===== SUPPLIED MATERIAL =====

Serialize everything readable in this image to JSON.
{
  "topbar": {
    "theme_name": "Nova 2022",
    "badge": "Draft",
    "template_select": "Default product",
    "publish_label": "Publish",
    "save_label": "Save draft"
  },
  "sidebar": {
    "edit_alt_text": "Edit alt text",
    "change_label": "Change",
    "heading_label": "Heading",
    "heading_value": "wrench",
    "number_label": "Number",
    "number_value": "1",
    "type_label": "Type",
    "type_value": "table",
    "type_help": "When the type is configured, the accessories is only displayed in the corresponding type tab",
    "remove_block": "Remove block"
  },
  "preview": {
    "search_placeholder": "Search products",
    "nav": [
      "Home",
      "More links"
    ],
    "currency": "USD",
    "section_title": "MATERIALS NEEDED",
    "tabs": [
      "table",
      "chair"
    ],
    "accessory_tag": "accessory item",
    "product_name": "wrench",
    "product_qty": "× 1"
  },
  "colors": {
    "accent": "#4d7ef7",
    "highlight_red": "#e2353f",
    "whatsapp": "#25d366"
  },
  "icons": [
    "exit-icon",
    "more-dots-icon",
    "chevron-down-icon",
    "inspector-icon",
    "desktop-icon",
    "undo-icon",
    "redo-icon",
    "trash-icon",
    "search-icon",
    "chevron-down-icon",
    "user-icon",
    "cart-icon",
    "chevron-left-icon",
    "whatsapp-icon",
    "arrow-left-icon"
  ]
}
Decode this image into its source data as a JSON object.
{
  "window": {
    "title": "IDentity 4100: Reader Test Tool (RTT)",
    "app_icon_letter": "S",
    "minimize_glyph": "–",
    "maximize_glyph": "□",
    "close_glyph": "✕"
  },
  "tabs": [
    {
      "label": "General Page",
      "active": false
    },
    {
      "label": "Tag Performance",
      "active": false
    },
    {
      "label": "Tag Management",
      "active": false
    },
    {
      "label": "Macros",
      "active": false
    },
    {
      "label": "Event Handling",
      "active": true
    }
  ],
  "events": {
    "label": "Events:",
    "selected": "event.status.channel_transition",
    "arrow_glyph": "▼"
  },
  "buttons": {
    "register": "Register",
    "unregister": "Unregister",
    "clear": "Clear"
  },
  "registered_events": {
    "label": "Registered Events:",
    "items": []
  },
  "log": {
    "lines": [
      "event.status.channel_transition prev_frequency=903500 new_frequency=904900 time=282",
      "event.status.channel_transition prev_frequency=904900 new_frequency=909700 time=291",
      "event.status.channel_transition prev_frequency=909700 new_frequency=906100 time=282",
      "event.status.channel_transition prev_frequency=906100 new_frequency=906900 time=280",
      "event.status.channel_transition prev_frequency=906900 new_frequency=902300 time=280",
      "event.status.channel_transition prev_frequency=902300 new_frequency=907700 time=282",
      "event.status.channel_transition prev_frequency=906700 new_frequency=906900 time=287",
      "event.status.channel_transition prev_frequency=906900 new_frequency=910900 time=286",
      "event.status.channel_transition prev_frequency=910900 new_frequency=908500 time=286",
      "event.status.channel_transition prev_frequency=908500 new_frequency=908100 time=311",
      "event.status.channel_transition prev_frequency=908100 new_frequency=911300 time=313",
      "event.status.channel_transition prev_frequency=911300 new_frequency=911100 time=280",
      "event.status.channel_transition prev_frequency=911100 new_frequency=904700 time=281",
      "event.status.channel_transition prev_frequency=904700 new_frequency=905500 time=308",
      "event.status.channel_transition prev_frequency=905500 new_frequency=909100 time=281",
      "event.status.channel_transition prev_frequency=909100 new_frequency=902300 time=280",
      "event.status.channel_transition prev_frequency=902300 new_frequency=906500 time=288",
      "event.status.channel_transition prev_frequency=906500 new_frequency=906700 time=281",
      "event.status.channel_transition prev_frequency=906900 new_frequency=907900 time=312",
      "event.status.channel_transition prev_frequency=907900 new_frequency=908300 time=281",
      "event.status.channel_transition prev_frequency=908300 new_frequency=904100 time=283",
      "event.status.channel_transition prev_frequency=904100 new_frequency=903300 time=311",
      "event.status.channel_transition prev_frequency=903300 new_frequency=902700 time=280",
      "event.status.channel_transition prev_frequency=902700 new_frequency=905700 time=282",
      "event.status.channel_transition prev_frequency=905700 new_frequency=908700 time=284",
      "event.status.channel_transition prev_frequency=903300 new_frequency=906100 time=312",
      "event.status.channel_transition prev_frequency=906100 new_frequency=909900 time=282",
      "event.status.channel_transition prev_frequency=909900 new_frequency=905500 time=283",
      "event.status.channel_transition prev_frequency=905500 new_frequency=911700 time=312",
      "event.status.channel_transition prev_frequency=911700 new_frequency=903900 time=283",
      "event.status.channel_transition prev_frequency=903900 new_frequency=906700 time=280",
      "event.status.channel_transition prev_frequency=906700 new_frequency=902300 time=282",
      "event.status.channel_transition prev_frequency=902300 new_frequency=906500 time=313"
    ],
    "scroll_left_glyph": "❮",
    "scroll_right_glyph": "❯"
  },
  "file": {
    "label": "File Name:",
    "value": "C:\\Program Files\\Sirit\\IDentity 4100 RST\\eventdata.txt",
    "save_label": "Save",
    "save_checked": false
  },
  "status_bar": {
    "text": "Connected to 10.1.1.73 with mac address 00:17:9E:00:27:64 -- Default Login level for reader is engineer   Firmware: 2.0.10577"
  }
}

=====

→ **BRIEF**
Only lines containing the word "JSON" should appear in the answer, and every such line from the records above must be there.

→ **EXERCISE RESPONSE**
Serialize everything readable in this image to JSON.
Decode this image into its source data as a JSON object.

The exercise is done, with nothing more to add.